§ WHAT YOU HAVE TO DO
Show every line below where "screenshot" appears.

########

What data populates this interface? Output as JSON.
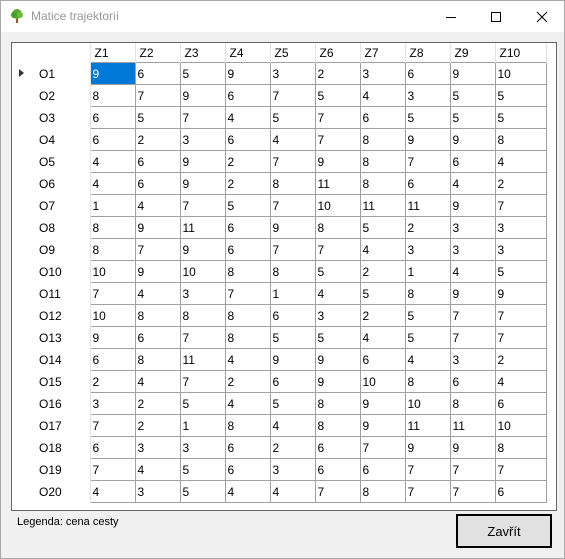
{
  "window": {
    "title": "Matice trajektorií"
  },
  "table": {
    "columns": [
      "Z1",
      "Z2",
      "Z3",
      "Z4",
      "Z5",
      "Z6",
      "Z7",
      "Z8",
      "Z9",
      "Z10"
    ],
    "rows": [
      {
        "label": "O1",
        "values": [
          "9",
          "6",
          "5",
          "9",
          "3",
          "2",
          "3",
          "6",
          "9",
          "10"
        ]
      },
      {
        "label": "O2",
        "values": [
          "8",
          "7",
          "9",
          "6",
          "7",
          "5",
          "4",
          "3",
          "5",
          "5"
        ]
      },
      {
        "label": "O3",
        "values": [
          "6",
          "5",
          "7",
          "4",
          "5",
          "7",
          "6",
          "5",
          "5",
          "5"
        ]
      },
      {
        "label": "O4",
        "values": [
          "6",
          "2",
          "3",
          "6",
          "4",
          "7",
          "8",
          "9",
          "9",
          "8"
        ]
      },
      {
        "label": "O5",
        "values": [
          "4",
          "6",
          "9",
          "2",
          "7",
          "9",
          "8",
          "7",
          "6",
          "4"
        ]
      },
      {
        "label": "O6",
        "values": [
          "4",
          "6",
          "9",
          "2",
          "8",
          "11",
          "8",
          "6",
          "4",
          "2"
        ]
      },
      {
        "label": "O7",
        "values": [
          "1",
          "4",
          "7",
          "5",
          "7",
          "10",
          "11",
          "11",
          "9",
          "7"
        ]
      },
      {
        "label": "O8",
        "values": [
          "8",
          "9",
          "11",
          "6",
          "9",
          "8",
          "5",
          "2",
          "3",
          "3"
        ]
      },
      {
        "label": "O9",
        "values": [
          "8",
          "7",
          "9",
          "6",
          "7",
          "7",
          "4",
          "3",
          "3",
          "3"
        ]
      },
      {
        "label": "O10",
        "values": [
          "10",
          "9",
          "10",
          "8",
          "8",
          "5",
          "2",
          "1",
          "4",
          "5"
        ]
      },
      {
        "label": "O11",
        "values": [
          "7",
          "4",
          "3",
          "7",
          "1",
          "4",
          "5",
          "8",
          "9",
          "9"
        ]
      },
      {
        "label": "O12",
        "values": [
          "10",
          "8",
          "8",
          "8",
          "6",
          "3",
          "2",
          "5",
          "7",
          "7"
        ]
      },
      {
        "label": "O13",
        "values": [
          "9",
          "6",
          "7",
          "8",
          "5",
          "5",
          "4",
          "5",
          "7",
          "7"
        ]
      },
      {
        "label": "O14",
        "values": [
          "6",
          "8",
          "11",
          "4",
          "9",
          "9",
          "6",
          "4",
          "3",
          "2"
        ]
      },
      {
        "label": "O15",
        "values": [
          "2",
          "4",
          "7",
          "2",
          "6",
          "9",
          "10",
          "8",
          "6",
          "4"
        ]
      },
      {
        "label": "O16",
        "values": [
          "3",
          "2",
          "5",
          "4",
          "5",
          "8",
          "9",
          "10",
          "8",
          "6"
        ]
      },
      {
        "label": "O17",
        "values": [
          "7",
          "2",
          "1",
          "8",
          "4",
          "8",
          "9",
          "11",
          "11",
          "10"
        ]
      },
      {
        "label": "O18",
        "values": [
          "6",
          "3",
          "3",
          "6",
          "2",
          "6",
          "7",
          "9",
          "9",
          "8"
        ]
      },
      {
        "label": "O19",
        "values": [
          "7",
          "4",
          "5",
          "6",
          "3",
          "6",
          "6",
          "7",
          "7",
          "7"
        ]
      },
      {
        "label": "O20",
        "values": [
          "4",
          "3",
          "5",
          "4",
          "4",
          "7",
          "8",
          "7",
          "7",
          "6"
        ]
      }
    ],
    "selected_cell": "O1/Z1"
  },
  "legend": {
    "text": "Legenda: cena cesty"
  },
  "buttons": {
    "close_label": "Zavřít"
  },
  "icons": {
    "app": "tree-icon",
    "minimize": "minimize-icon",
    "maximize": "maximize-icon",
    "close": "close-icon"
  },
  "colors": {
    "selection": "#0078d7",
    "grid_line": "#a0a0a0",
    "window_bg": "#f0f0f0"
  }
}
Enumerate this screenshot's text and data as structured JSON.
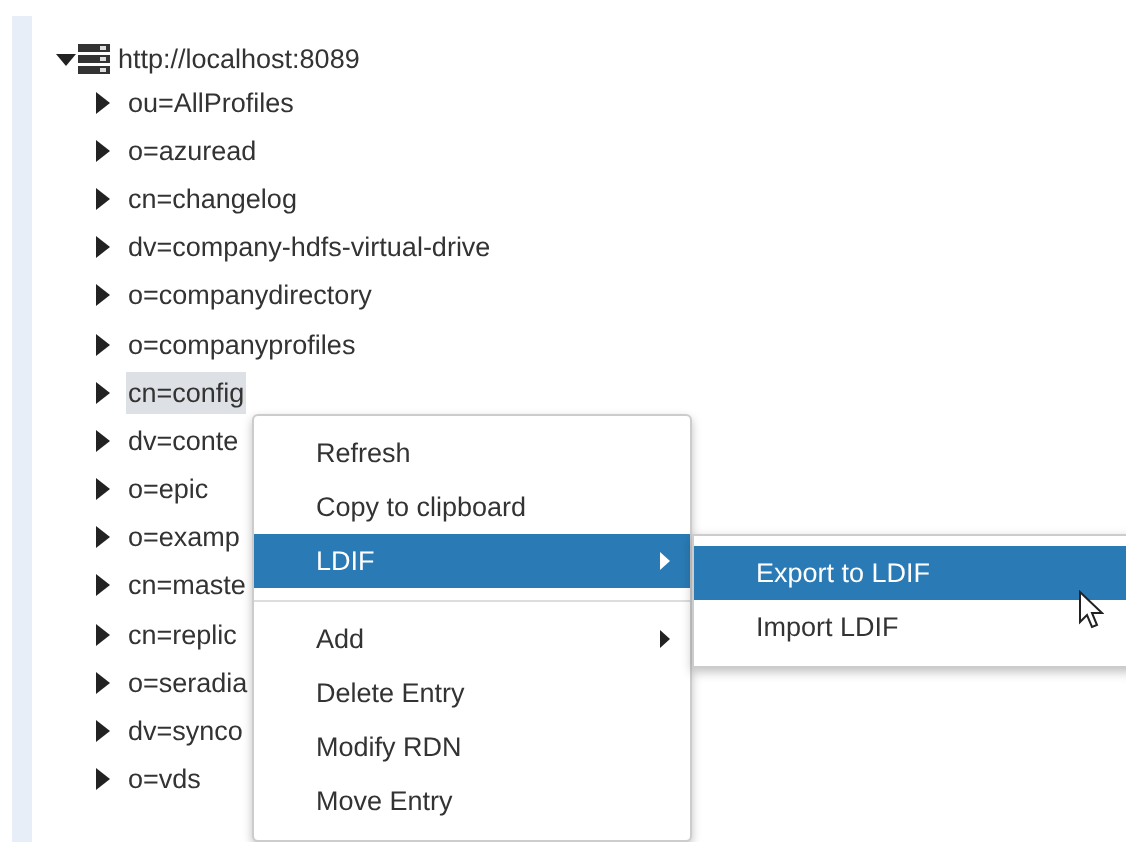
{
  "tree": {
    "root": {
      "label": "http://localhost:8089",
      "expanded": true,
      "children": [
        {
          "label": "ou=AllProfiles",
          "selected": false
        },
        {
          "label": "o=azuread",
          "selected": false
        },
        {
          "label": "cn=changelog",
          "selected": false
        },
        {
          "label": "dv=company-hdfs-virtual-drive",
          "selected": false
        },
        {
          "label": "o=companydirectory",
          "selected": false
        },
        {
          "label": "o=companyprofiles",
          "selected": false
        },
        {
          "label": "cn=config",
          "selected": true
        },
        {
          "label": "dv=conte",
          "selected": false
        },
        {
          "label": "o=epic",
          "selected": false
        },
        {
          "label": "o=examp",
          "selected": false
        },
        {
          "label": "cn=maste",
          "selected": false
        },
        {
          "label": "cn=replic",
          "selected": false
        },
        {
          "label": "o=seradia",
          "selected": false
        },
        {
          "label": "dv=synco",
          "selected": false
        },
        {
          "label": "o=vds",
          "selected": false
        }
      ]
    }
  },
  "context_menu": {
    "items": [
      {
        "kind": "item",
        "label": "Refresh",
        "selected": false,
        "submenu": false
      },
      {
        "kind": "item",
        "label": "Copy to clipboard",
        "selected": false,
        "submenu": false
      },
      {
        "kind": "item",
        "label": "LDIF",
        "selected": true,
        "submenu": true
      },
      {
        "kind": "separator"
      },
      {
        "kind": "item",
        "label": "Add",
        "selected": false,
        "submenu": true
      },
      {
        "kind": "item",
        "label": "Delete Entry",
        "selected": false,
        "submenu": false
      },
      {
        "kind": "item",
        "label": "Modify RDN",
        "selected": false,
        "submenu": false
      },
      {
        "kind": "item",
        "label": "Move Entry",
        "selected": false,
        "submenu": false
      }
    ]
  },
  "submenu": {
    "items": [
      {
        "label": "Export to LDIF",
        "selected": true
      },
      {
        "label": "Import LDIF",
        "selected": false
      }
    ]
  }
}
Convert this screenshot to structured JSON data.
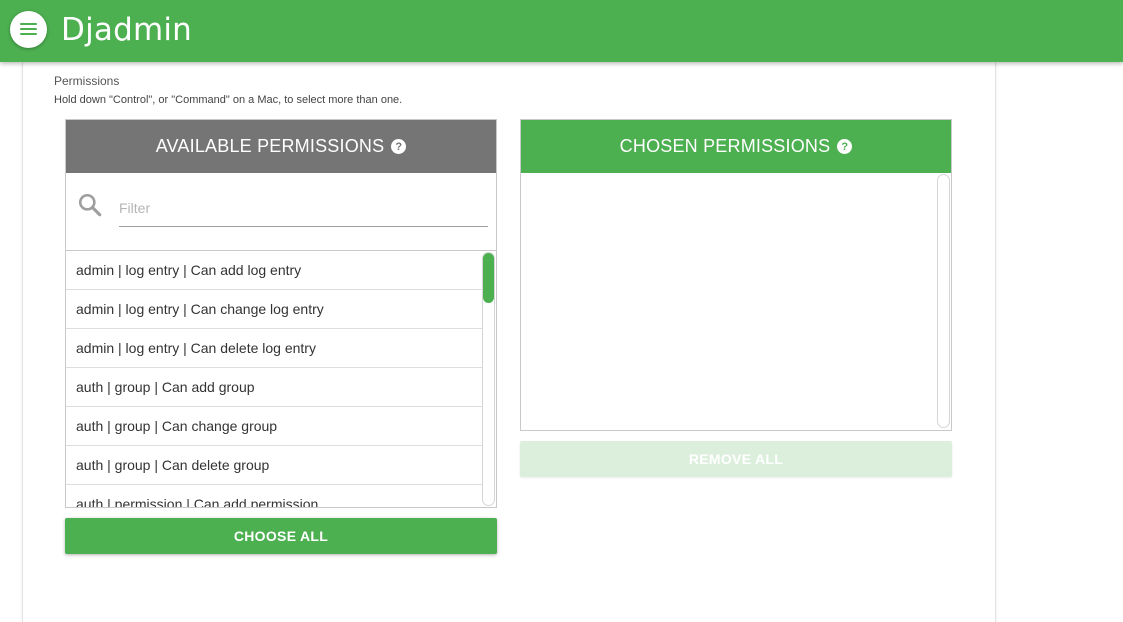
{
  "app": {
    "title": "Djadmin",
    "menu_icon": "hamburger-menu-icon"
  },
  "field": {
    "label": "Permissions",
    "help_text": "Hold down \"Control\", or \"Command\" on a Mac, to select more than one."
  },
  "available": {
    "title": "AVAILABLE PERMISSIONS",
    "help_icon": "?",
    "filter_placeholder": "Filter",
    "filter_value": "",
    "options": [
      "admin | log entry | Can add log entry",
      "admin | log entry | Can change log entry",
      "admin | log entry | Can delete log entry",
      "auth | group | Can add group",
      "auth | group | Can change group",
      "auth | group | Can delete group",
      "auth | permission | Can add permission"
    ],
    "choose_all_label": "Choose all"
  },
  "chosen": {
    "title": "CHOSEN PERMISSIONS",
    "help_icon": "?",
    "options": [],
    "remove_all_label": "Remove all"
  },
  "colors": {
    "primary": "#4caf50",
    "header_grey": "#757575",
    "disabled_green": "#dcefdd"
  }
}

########

§ SOLUTION TO THIS EXERCISE
Enumerate this screenshot's text and data as structured JSON.
Convert this screenshot to structured JSON data.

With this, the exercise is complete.